2007_02_bikearrest.jpgAs the City Council continues to look at police-supplied data showing blacks are stopped 55% of the time during stop-and-frisk searches, the community has startled to rumble. The Reverend Al Sharpton said that he would start collecting names to file a class action lawsuit against the city. He asid, "It's an outrage. It's enough. No matter how productive you are, to be cast as a suspect rather than a citizen is intolerable in this country... One will have to explain how 55% of the people stopped are black when we're not nearly 50% of the population."

The police explanation? NYPD spokesman Paul Browne said, "The data indicates no racial bias in the stops, but it does show a relationship between the percentage of individuals stopped and the descriptions of suspects" - 68% of the suspects described by victims in crimes are black.

The NY Times looked at the data and had some stats on the neighborhood level: In East New York's 75th Precinct, someone was frisked about every 24 minutes last year, while in the Battery Park/ Wall Street/ TriBeCa/ SoHo area of the First Precinct, a person was stopped every 16 hours.

In the 75th Precinct, which had 173,198 residents in the 2000 census, the police made 21,483 stops in 2006. When race or ethnicity was known, in 20,494 of the cases, 69 percent were black, 24 percent Hispanic, 3 percent white and 1 percent Asian/Pacific Islander. Seven percent of the stops resulted in an arrest or a summons.

In the First Precinct, which had only 40,451 residents but has many thousands of people coming in for work and shopping every day, the police made 554 stops.

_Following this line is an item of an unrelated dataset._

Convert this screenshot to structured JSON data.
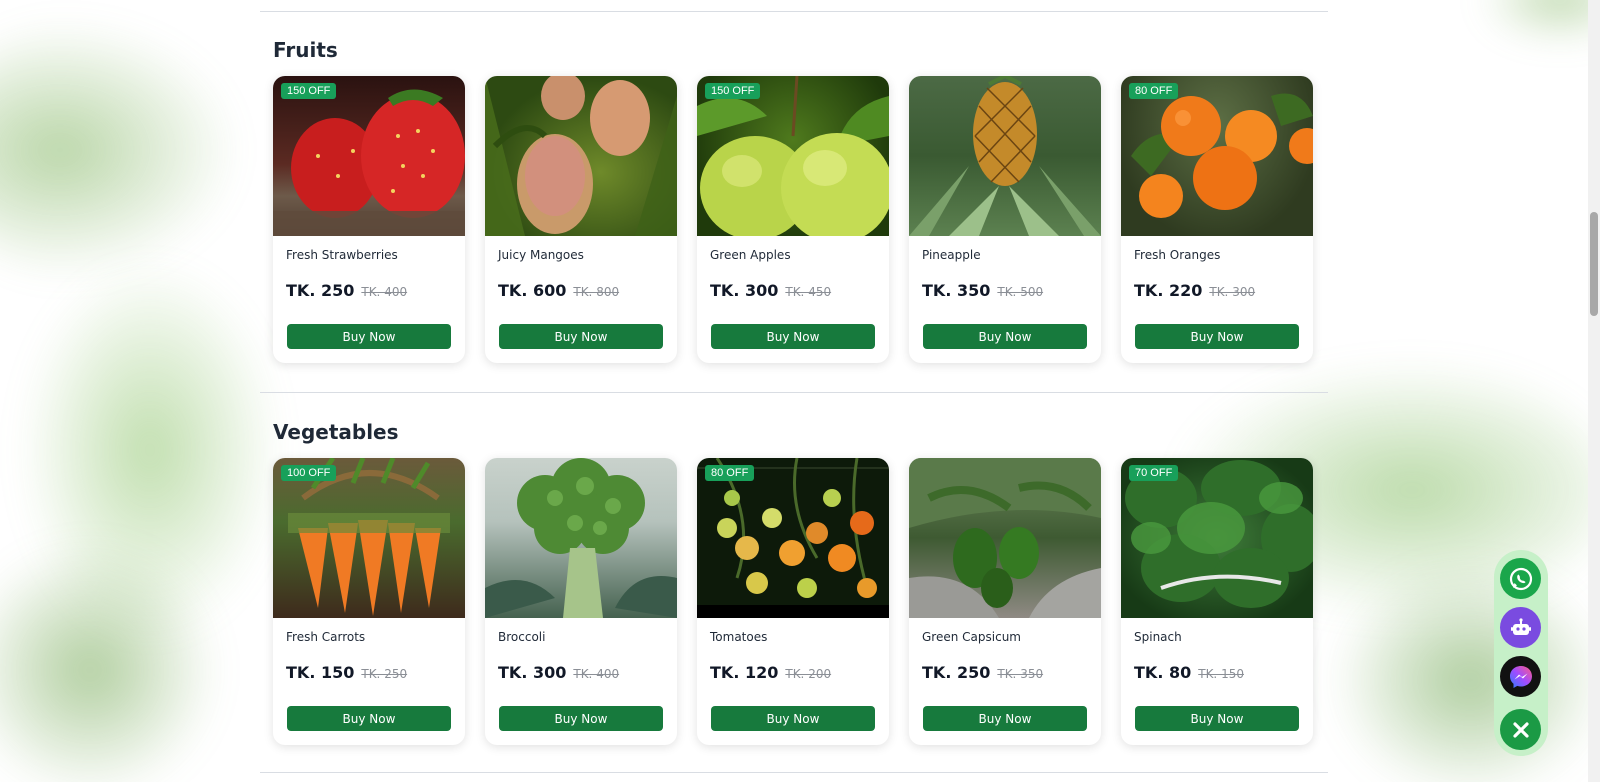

Of those, 39 percent were black, 28 percent white, 21 percent Hispanic and 10 percent Asian/Pacific Islander. Four percent were arrested or received a summons.

While Reverend Sharpton says he doesn't want impede the law, he still wants people to come forward if they feel they have been targeted. However, City Councilman Peter Vallone is concerned that Sharpton will "inflame" the community, noting that at least the data shows that the races of stop-and-frisks are correlated with those who were suspected.

Photograph of an arrest during the Republican National Convention by Vidiot on Flickr